It's West Coast week -- for four days, at least -- and that means the rest of you are going to have to fill in the blanks, because I had to go to sleep (sure, I'll take one for the team, but not when I have to get up at 3 am for work) after the third inning last night.
Had a good feeling, though, even when I turned the TV off -- it looked like Ted Lilly had good stuff and good location, and the Cubs had already started waiting Barry Zito out and had capitalized on a Giants error to score the first run of the game. And they kept on scoring, thanks mostly to two Mark DeRosa home runs, the second a grand slam that put the 9-2 win over the Giants out of reach.
This was an important win for a number of reasons. A four-game losing streak, the first of the year, isn't that bad, but if you let it get to five it might snowball into something truly long. Snapping it on the road and getting back to winning when two of your best hitters aren't in the lineup is the first notable thing -- this is how the Cubs have succeeded all year, with different heroes every day.

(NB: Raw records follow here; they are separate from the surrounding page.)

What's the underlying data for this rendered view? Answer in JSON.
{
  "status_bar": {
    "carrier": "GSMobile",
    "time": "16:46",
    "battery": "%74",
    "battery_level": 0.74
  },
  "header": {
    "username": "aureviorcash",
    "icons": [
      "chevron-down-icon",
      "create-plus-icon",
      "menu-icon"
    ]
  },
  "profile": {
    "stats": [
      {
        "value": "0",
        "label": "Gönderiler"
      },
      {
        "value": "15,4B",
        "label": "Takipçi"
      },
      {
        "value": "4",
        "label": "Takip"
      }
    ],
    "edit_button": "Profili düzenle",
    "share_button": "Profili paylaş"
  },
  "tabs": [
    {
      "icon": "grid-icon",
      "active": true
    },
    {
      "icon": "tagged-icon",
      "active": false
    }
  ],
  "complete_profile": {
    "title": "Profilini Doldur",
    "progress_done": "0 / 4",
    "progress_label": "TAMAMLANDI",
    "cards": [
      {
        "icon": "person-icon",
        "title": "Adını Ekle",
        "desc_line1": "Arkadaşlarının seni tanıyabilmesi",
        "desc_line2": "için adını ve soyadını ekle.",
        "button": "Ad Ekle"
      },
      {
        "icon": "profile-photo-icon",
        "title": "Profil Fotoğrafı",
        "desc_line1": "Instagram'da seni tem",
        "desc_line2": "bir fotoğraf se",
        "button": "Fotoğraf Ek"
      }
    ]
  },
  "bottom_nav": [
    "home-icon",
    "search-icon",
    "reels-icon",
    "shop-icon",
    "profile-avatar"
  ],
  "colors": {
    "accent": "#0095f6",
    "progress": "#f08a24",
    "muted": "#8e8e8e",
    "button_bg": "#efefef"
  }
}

Last night it was DeRo, with a 6-RBI night; Matt Murton, in a rare start, with a two-run double, and Lilly, who threw his best game of the year, even while running out of gas one inning short of a CG shutout. Kerry Wood, pitching for the first time in five days, finished up, but not before allowing a couple of consolation runs for the Giants.
Lilly, who has jokingly suggested that he bat somewhere other than 9th (the disease seems to be spreading -- the Pirates are now the third team in the NL Central to bat their pitcher 8th this year, doing it last night while losing to the Reds), struck out all five times he batted. That's the first time a pitcher has done that since San Diego's Clay Hensley did it at Wrigley Field against the Cubs on May 14, 2006 (Hensley also won that game, by a 9-0 shutout.)
As I suggested in last night's preview, the Cubs helped get to Barry Zito by waiting him out, and his control was poor -- he walked five, and the Cubs drew nine free passes in all, their most in a single game this season. Five Cubs who walked also scored; three of those alone on DeRosa's grand slam after Billy Sadler had walked the bases loaded. Fun like this could be had throughout this series, because the Giants pitching staff leads the National League in walks issued with 338 and the Cubs are the most patient team in the major leagues, having drawn 340 walks, more than anyone else.
Read that again. The most patient team in the major leagues. When did you ever think you'd read those words about a Cubs team? This comes only two years after the hackmaster, Dusty Baker, had his team dead last in baseball with only 395 walks for the entire season (comparison point: that year, the league leader, the Phillies, had 626 walks and the Cubs had 64 fewer walks than the next-lowest team, the Pirates). This year's team will pass that 395 total in 14 more games, presuming they keep up their present average of 4.1 walks per game.
That's just one of the reasons this team, and this year, feels different. The Cubs are 19-5 against the NL West, the worst division in baseball (only the Diamondbacks' 6-3 win over the Brewers last night prevented the entire division from going under .500), and that's what good teams do against bad ones, beat up on them. There are only nine games remaining against the West (the three in this series, three against the Giants next week at home, and three at Arizona later this month). So keep up the good work! Onward to tonight.